[Extracted data entries]

--

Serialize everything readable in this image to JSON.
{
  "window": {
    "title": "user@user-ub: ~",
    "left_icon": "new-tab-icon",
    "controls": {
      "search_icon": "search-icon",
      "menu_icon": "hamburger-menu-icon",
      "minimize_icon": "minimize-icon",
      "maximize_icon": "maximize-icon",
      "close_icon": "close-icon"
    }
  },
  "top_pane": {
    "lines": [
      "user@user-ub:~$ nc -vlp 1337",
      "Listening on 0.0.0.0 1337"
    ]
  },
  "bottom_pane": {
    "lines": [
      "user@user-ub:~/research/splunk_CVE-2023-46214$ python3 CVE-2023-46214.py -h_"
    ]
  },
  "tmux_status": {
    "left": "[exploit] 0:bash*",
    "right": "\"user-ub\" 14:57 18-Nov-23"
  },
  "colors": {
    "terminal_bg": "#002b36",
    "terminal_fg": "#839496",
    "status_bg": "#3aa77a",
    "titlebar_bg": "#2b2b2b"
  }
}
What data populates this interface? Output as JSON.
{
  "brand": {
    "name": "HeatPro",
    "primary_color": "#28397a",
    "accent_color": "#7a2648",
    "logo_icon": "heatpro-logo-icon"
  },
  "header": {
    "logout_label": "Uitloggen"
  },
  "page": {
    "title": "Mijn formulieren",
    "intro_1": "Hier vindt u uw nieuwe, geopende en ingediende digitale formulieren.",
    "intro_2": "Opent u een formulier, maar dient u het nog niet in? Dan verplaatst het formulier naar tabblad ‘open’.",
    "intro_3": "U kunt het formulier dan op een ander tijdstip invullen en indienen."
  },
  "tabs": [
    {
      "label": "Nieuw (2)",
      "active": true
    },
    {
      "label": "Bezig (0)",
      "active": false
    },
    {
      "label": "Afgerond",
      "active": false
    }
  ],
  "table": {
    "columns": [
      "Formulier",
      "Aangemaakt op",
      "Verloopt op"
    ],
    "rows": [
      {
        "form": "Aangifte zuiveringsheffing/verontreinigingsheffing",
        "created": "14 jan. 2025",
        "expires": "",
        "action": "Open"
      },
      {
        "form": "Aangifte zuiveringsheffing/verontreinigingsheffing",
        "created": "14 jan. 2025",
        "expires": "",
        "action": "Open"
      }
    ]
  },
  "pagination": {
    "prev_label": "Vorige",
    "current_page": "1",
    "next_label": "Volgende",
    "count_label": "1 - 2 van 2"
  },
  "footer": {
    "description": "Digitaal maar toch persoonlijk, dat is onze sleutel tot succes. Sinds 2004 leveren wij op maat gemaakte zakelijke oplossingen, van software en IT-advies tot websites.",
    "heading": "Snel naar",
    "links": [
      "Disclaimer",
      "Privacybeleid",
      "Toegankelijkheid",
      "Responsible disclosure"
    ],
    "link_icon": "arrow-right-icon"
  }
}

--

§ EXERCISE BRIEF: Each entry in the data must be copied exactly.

§ ANSWER BELOW:
Serialize everything readable in this image to JSON.
{
  "window": {
    "title": "user@user-ub: ~",
    "left_icon": "new-tab-icon",
    "controls": {
      "search_icon": "search-icon",
      "menu_icon": "hamburger-menu-icon",
      "minimize_icon": "minimize-icon",
      "maximize_icon": "maximize-icon",
      "close_icon": "close-icon"
    }
  },
  "top_pane": {
    "lines": [
      "user@user-ub:~$ nc -vlp 1337",
      "Listening on 0.0.0.0 1337"
    ]
  },
  "bottom_pane": {
    "lines": [
      "user@user-ub:~/research/splunk_CVE-2023-46214$ python3 CVE-2023-46214.py -h_"
    ]
  },
  "tmux_status": {
    "left": "[exploit] 0:bash*",
    "right": "\"user-ub\" 14:57 18-Nov-23"
  },
  "colors": {
    "terminal_bg": "#002b36",
    "terminal_fg": "#839496",
    "status_bg": "#3aa77a",
    "titlebar_bg": "#2b2b2b"
  }
}
What data populates this interface? Output as JSON.
{
  "brand": {
    "name": "HeatPro",
    "primary_color": "#28397a",
    "accent_color": "#7a2648",
    "logo_icon": "heatpro-logo-icon"
  },
  "header": {
    "logout_label": "Uitloggen"
  },
  "page": {
    "title": "Mijn formulieren",
    "intro_1": "Hier vindt u uw nieuwe, geopende en ingediende digitale formulieren.",
    "intro_2": "Opent u een formulier, maar dient u het nog niet in? Dan verplaatst het formulier naar tabblad ‘open’.",
    "intro_3": "U kunt het formulier dan op een ander tijdstip invullen en indienen."
  },
  "tabs": [
    {
      "label": "Nieuw (2)",
      "active": true
    },
    {
      "label": "Bezig (0)",
      "active": false
    },
    {
      "label": "Afgerond",
      "active": false
    }
  ],
  "table": {
    "columns": [
      "Formulier",
      "Aangemaakt op",
      "Verloopt op"
    ],
    "rows": [
      {
        "form": "Aangifte zuiveringsheffing/verontreinigingsheffing",
        "created": "14 jan. 2025",
        "expires": "",
        "action": "Open"
      },
      {
        "form": "Aangifte zuiveringsheffing/verontreinigingsheffing",
        "created": "14 jan. 2025",
        "expires": "",
        "action": "Open"
      }
    ]
  },
  "pagination": {
    "prev_label": "Vorige",
    "current_page": "1",
    "next_label": "Volgende",
    "count_label": "1 - 2 van 2"
  },
  "footer": {
    "description": "Digitaal maar toch persoonlijk, dat is onze sleutel tot succes. Sinds 2004 leveren wij op maat gemaakte zakelijke oplossingen, van software en IT-advies tot websites.",
    "heading": "Snel naar",
    "links": [
      "Disclaimer",
      "Privacybeleid",
      "Toegankelijkheid",
      "Responsible disclosure"
    ],
    "link_icon": "arrow-right-icon"
  }
}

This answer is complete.